This piece has also reminded me of the fact that the greatest moments of inspiration come when we least expect them. Under regular, non-pandemic circumstances, I attend at least four Masses a week as a church musician, and have heard countless homilies over the years... many of them multiple times! So I did not expect this one homily in particular to strike me as it did. When we are open to inspiration, it can strike at any time. It is somewhat easy to be open to inspiration when one is at worship, as we can be more apt to allow the Spirit to do its work in such circumstances. But I am now trying to be more open to inspiration in the current circumstance, in quarantine, at a time of high anxiety and isolation. This is decidedly more difficult, but worthwhile in preparing for whatever challenges lie ahead. And perhaps it will bring about new ideas that would never have otherwise occurred to me!
I share all of these thoughts in the hope that it might strike a chord (so to speak), and freshly inspire you, as well.
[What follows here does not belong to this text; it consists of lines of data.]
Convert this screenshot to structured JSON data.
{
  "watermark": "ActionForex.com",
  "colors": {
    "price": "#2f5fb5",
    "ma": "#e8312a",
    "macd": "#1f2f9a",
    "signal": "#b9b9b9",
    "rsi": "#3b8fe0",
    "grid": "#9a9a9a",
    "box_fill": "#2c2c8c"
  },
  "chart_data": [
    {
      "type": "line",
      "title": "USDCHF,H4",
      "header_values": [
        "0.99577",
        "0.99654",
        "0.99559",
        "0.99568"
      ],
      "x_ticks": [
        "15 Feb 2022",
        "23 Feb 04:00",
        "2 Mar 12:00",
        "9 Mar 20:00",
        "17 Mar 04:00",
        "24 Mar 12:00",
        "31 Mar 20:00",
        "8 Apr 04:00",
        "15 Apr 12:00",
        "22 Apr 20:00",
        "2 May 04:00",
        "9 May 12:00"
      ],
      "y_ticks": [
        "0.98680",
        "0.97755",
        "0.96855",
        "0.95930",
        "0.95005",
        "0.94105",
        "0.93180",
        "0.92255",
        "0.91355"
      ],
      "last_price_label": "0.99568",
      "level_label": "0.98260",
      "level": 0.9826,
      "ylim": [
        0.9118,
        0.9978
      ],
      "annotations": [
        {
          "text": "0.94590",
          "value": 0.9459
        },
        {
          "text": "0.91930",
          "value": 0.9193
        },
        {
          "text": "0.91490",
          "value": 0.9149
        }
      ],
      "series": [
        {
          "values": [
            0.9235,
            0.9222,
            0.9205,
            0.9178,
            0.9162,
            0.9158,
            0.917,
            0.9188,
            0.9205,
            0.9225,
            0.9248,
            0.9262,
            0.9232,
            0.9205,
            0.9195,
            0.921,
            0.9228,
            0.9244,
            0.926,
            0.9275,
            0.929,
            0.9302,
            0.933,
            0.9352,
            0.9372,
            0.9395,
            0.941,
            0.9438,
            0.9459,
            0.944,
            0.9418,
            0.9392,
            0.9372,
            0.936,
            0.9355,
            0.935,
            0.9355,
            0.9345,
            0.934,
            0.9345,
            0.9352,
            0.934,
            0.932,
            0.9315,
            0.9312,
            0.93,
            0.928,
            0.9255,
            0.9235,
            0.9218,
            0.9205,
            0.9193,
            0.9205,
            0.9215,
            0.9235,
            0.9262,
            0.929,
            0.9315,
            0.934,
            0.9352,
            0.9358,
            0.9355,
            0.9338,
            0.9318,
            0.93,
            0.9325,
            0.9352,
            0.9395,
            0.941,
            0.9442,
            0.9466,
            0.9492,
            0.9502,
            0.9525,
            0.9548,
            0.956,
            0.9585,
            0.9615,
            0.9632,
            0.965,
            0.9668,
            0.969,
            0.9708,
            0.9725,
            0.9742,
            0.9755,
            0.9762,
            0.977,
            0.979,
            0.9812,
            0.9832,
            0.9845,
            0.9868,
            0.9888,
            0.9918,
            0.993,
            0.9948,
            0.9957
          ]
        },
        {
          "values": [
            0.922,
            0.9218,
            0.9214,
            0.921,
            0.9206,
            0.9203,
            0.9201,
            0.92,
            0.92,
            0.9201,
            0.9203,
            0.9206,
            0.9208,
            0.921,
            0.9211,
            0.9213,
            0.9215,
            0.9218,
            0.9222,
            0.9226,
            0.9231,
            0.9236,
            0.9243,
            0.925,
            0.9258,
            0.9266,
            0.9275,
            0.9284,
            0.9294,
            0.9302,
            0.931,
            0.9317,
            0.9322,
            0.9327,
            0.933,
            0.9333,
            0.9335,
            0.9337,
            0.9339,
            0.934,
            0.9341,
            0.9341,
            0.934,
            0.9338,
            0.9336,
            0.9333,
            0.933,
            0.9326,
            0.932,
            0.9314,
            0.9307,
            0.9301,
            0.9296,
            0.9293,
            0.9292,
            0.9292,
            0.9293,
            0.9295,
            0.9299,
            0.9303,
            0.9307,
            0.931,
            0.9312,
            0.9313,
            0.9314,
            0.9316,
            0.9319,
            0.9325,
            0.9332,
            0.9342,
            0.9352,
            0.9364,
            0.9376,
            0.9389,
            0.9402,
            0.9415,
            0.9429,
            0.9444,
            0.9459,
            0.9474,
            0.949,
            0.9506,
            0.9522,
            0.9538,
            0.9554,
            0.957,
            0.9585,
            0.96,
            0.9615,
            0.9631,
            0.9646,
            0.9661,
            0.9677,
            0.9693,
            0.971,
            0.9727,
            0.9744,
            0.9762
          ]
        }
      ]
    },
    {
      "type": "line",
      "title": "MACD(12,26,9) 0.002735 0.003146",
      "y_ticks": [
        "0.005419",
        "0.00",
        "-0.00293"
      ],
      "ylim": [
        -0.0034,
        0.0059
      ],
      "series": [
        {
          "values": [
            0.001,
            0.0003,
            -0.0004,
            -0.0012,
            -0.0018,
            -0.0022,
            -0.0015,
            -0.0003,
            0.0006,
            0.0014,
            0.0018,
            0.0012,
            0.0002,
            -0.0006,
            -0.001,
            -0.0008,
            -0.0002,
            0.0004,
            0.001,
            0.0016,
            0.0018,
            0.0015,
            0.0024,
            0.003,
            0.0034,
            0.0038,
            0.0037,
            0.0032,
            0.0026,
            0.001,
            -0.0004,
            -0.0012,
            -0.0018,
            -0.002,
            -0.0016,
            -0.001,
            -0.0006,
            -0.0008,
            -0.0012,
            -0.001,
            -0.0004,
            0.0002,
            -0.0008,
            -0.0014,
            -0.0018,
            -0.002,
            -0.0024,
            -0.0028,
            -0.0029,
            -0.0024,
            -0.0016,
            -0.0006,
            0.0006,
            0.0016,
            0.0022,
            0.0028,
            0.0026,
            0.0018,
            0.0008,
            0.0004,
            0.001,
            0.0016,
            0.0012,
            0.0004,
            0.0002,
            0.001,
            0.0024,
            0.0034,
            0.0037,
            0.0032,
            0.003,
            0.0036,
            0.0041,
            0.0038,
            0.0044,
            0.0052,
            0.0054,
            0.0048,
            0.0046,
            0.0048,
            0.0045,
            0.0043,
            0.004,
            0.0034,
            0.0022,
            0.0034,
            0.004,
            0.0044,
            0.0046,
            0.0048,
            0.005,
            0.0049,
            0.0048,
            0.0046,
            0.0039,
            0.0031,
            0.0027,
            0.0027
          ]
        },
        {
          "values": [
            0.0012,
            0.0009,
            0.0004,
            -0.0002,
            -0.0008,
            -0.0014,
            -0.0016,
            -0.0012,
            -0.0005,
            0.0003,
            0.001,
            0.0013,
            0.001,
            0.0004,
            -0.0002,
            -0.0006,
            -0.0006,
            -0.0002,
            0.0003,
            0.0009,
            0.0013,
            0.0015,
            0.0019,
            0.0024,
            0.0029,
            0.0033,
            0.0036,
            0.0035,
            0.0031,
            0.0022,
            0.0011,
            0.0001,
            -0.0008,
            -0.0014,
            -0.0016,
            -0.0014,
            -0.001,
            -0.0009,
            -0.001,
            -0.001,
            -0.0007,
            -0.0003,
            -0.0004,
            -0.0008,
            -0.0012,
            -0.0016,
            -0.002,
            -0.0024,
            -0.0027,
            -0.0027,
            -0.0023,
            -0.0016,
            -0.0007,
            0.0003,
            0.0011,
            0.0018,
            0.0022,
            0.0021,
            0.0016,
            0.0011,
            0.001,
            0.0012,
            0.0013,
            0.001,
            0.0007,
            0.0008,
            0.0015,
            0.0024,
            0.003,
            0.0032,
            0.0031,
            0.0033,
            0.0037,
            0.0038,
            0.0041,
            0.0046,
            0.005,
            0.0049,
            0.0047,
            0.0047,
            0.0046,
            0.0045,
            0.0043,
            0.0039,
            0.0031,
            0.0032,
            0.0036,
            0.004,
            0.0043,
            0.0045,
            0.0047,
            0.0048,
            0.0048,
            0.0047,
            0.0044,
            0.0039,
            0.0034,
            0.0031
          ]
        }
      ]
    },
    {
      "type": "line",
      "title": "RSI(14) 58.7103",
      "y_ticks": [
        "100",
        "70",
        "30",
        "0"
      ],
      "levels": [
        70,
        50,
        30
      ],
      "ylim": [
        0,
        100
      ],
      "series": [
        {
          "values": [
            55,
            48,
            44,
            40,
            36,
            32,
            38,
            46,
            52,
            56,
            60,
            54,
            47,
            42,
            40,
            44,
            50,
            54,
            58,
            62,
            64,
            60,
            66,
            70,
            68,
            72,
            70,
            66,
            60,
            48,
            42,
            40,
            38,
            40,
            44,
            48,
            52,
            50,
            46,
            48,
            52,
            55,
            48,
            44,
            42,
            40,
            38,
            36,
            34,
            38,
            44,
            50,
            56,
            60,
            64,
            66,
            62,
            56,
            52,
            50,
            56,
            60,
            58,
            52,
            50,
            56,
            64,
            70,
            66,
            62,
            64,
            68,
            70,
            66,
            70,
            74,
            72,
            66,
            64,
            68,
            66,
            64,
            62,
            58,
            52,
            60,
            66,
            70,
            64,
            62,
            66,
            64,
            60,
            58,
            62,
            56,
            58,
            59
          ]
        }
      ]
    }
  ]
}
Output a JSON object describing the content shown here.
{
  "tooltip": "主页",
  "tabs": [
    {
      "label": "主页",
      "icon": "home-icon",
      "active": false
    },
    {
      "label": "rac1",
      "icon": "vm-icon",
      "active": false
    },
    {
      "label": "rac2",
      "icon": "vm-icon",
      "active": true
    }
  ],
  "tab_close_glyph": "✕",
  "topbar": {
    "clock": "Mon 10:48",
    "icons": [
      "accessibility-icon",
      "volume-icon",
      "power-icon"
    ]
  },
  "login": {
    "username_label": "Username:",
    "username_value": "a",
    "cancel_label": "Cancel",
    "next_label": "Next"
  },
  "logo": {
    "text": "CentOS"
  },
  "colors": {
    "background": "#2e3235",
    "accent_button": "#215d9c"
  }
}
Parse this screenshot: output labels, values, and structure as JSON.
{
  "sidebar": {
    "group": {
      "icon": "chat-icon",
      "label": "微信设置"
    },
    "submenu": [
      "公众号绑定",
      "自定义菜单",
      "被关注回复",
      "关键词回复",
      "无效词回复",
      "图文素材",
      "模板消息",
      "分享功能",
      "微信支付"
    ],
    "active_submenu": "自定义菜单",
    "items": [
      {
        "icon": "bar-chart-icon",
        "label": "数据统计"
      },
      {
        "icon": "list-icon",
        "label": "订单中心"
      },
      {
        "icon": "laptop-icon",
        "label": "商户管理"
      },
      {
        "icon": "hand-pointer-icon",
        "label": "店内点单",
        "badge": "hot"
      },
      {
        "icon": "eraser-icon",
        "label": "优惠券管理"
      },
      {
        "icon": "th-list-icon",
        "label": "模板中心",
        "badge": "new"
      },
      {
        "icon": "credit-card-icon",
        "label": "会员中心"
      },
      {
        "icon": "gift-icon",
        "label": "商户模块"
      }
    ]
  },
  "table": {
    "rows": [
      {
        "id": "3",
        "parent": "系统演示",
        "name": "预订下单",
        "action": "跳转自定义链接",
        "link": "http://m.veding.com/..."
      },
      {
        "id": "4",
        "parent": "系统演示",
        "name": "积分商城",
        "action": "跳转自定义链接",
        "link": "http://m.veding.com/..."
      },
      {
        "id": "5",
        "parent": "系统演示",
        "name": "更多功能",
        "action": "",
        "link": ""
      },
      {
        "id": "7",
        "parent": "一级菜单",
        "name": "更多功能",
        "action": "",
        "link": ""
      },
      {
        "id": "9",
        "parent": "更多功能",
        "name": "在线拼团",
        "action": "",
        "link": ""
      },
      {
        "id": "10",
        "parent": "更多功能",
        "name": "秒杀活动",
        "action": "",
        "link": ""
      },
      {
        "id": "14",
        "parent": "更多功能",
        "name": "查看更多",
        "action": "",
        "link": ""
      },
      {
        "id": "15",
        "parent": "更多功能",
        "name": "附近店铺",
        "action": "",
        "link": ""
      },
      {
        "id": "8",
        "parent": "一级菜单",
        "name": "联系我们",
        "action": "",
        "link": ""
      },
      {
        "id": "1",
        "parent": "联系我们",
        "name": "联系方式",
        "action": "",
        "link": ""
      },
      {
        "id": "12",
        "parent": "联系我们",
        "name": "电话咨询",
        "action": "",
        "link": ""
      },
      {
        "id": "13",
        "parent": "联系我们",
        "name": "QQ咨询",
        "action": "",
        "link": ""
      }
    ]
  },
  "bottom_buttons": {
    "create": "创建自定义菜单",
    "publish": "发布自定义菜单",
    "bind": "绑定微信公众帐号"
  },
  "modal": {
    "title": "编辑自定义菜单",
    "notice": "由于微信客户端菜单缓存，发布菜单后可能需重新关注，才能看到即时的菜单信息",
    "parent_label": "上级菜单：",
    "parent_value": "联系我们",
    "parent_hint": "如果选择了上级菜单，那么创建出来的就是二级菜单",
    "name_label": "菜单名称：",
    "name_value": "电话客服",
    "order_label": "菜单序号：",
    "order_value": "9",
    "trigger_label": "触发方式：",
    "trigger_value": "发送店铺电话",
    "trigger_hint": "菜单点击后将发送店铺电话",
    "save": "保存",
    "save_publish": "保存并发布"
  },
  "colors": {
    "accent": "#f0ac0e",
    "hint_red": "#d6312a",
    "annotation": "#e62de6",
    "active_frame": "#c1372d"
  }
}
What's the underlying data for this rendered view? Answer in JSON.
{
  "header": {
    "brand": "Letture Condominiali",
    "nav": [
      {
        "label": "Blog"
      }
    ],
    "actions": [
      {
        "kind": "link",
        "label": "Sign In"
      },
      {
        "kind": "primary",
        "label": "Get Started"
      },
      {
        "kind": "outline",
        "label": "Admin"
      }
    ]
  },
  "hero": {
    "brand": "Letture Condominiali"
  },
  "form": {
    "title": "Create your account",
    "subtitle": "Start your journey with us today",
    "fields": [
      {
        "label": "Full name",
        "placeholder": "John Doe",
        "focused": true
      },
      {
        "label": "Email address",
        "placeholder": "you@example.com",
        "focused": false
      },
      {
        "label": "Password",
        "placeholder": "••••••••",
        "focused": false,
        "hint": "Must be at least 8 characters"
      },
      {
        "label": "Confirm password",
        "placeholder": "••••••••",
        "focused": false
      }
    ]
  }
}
Look up Matthew 6:25-33. Take a walk or go into your backyard this spring and observe the birds and the wild flowers about which Jesus makes mention. If you're interested, you can listen to a MIDI (electronic samples) rendering of the newly resurrected All You Need, and view a sample score, here. I hope that some of my longer-serving choir members might remember this piece as fondly as I do, and that some of my newer members might look forward to the day that we can perhaps give a repeat performance. Maybe you are a member of another choir somewhere that is also on extended hiatus, and this post will inspire you to rededicate yourself to singing when this is all over. You might head over to YouTube and listen to some great past choral performances from around the world; there is a lot there to inspire you, too. In any case, I would encourage you to say some prayers, give your worries to God, and, for a time, listen to the beauty that we humans are able to occasionally (but more often than you'd think) bring into this world when we are attentive to the Spirit. What Jesus says about the wild flowers might also be said about a well-performed, inspired piece of music:
"I tell you that not even Solomon in all his splendor was clothed like one of them."